Robin Quivers was back on the air this morning as the Howard Stern Show returned from a Thanksgiving holiday hiatus, giving her an opportunity to address last week's rumor/news that she was leaving the show to start her own daytime talk show on television.
Quivers confirmed that she is in the development phase to create a pilot that could become a daytime talk show. She said her program will not be a "guest-driven" show, but be more of a "magazine" show for the daytime audience. While she didn't address this during the Stern Show today, the development deal is with Sony Pictures Television and could become a one-hour daytime show as early as next year.
"I didn't know what you were going to do in the next year," she told Stern after he questioned her about the possibility of doing a talk show.

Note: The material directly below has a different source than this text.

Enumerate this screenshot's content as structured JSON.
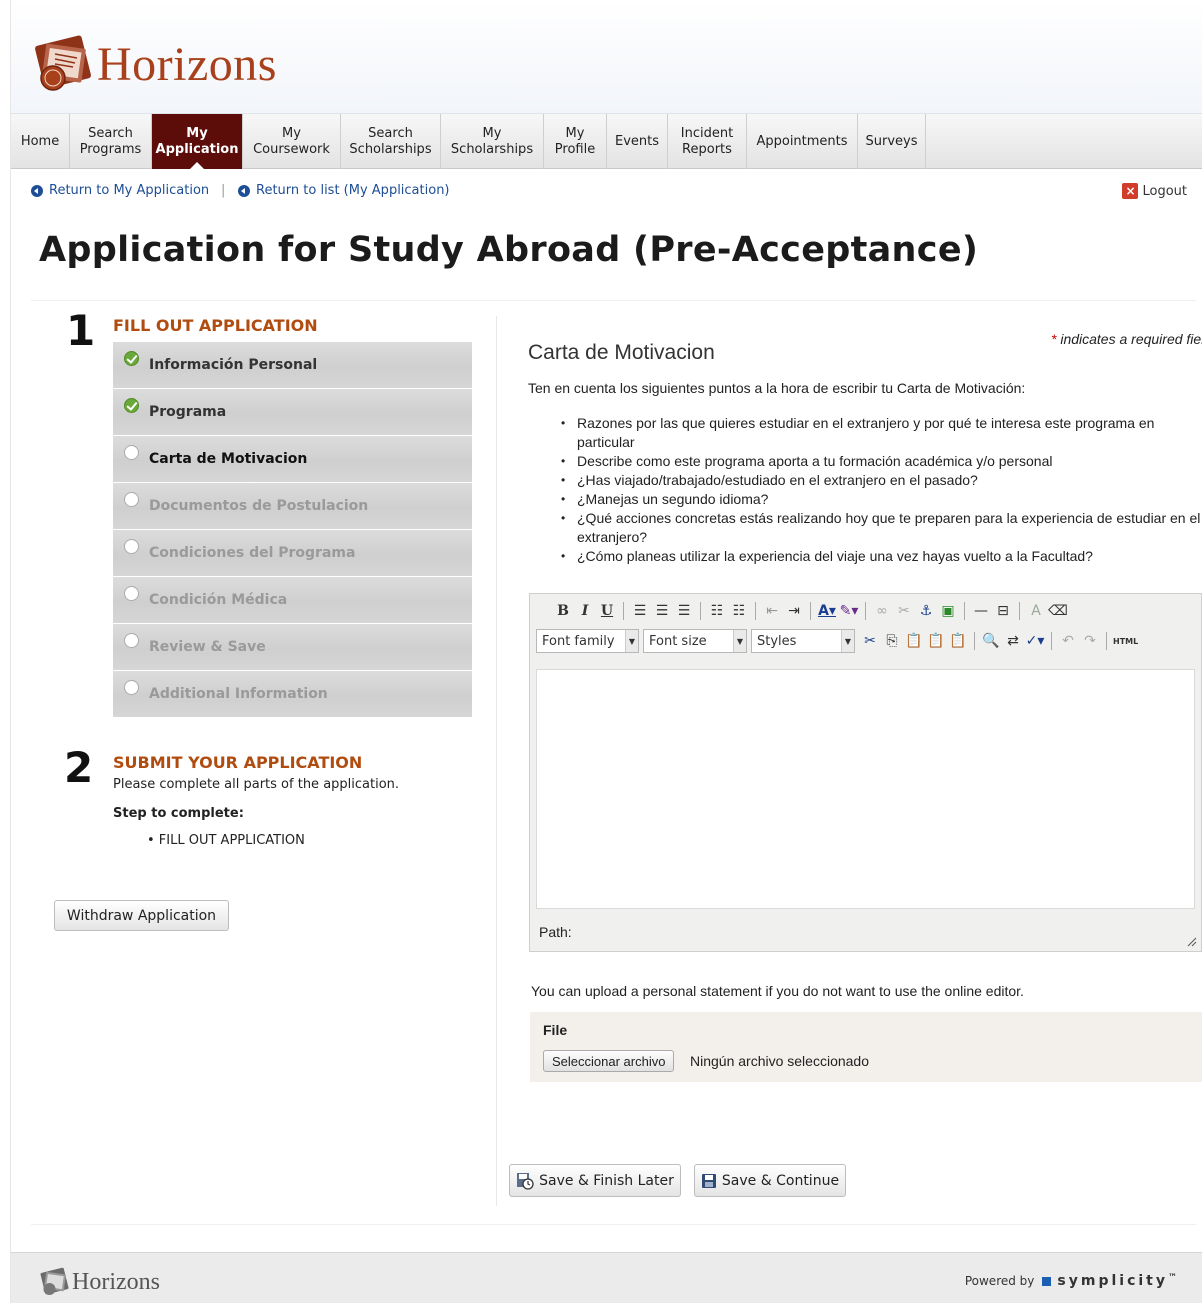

Due to Stern's uncertain future prior to his Sirius Satellite Radio announcement, Quivers said she thought it wise to "start developing something now that maybe I can go to in the future."
"Robin's got a high-degree of visibility from this show," said Stern. "The first show, everyone will check out because everyone will be curious to see what Robin is like without [me]. That will get her a huge audience and if the show is halfway decent and they put her in a halfway decent time slot, the show will take off."
In comments last week, Sony Pictures Television SVP/Development and Syndicated Programming MelanieChilek indicated that the show, targeted to a female audience (age group yet to be determined), would try to take on a tone different from the traditional fare currently available on daytime TV.
"She's so much more dimensional than (what comes across) on the radio," Chilek said. "Given the fact that she's realistic, has a down-to-earth attitude and speaks so frankly, there's so much to work with in developing a show for her that would resonate with viewers."
Quivers, who was a U.S. Air Force nurse prior to her radio career, joined Stern in 1981, published her autobiography, Quivers: A Life in 1995, and also co-starred with her employer in his 1997 bio-pic, Private Parts.